1. Training National and Provincial InstructorsThe “Train of Trainer” (TOT) approach has expert nurse and physician faculty from the AAP who trains the national faculty, then the national faculty later trains provincial instructors representing each province. Each provincial instructor team have the responsibility to take learnings from the national meeting to bring their knowledge and training strategies to all of the hospitals in their province. 2. Rethinking Policy Active roles in resuscitation had once been reserved only for physicians. NHFPC issued a “red notice” (official government document) to communicate the need to change existing healthcare policy to include trained nurses in this critical component of newborn care. In addition, NHFPC issued a new policy to regulate the newborn safety management in hospitals. The new policy requires hospitals to have at least one NRP trained staff member present at every delivery, medications and supplies would be readily available, and the delivery room facilities would be well equipped to facilitate optimal neonatal resuscitation practice. This mandatory policy encourages every hospital to actively implement NRP. 3. Establishing hospital-based NRP teams To sustain “low dose, high frequency” NRP training, hospital-based NRP quality management team is being implemented and replicated throughout health facilities. While the provincial instructors provide initial teaching and guidance, each hospital has their own NRP instructor/instructor team to ensure that staff are regularly trained, equipment is in place, cross disciplinary collaboration, and routine newborn death case review. 4. Conducting national and provincial monitoring and evaluation Provincial and national supervision of implementation and training started in 2005 and continued, with each province establishing a supervision team, overseen by NCWCH, to ensure implementation and evaluation of NRP. Provincial supervision teams submitted an annual report to NCWCH. NCWCH annually organized and led teams on supervisory visits to hospitals in target provinces. M&E results are shared during the annual national meeting. 5. Applying Technology The project utilized a social media platform that allowed provincial level project managers to communicate and exchange ideas. There was also an online training registration to accurately track individuals who received training. 6. Motivation and experience sharingAnnual national NRP conference provides a platform for instructors and project managers to share best practices from the field, to be connected with national policy and framework, and to be recognized by national government.
Arrangements for Capacity-Building and Technology Transfer

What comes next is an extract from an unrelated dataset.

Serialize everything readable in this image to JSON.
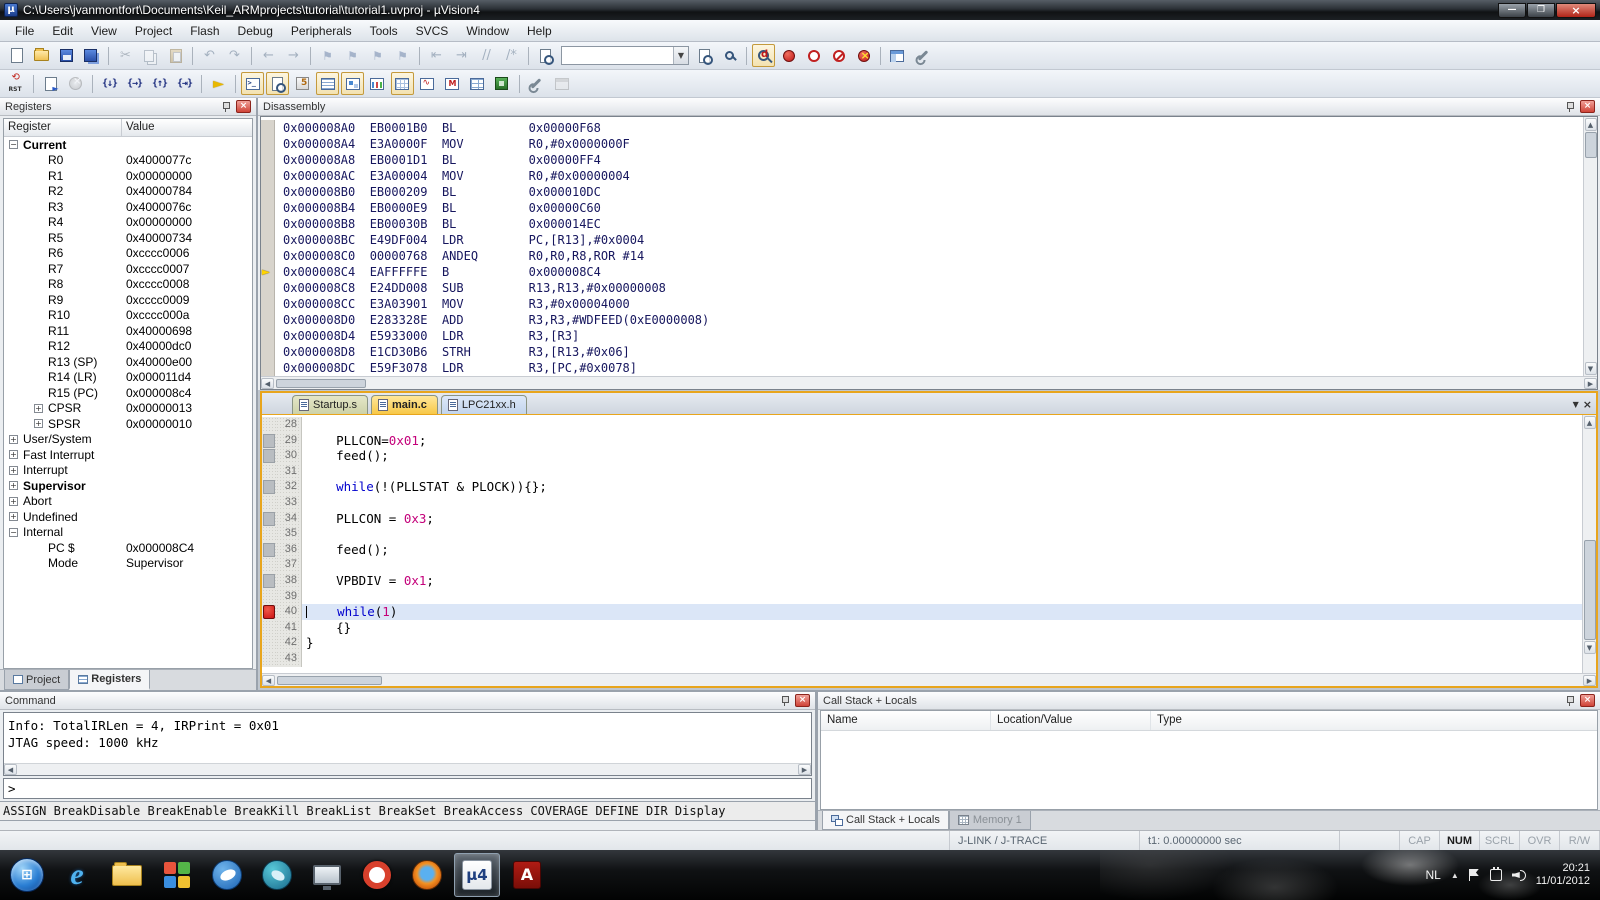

China NRP provides a strong model that can be implemented and scaled in other countries. The newborn care and resuscitation training courses developed by American Academy of Pediatrics (AAP) have set a gold standard that can be applied and adjusted on a country basis. For example, to develop the curriculum for the training courses in China, the AAP provided the science to Chinese experts who adapted the course to fit the Chinese context. The training program itself can also be adjusted to optimize available resources and capacities of regions or countries. For example, the experience AAP gained from developing the training for rural healthcare providers in China, also contributed to the development of Helping Babies Breathe (HBB) – a simplified version of resuscitation courses for low resource settings. HBB has been implemented in Tibetan regions in China.
Coordination mechanisms/governance structure
Through China NRP, Johnson & Johnson and partners train birth attendants in newborn resuscitation techniques -- in settings from large city hospitals to county level health facilities (lowest level health facilities for birth and delivery), increasing the number of health workers who have the skills to save a newborn’s live within the 1st minute of live (known as the golden minute).At national level, the project is governed by “The NRP Task Force” which is made up of representatives from each partner. The NRP Task Force meets at least once a year to set project strategic directions and discuss implementation progress, challenges, and solutions.Implementation: • The National Health and Family Planning Commission (formerly known as Chinese Ministry of Health) plays a leadership role in the NRP Task Force and provide administrative and policy support to ensure project implementation.• The National Center for Women and Children’s Health (NCWCH), Chinese Center for Disease Control and Prevention (CDC) is the implementing partner that oversees the implementation across country. A national expert team led by NCWCH provides technical support and supervision to all provinces.• In each province, the project is managed by a leadership team led by the provincial health bureau and consists of provincial NRP trainers. The team is responsible for cascade training and supervision within the province. Technical expertise: • Chinese professional associations representing pediatrics, obstetrics and nursing, provide technical expertise in adapting global knowledge and science to meet local needs, mobilize health providers to be trained through their professional associations, and play an advisory role to the government on policies. • The American Academy of Pediatrics (AAP) provides technical guidance on global standard of science, metrics and evaluation expertise.Communications and advocacy: • Johnson & Johnson brings expertise in strategic planning, project management, innovation, communications and advocacy.
• The National Health and Family Planning Commission (NHFPC, formerly known as Chinese Ministry of Health)
• Johnson & Johnson
• National Center for Women and Children’s Health (NCWCH), Chinese Center for Disease Control and Prevention (CDC)
Technical Supporting Partners
• Society of Peri-natal Medicine, Chinese Medical Association
• Obstetric Nursing, Chinese Nursing Association (CNA)
• American Academy of Pediatrics (AAP): technical and professional expertise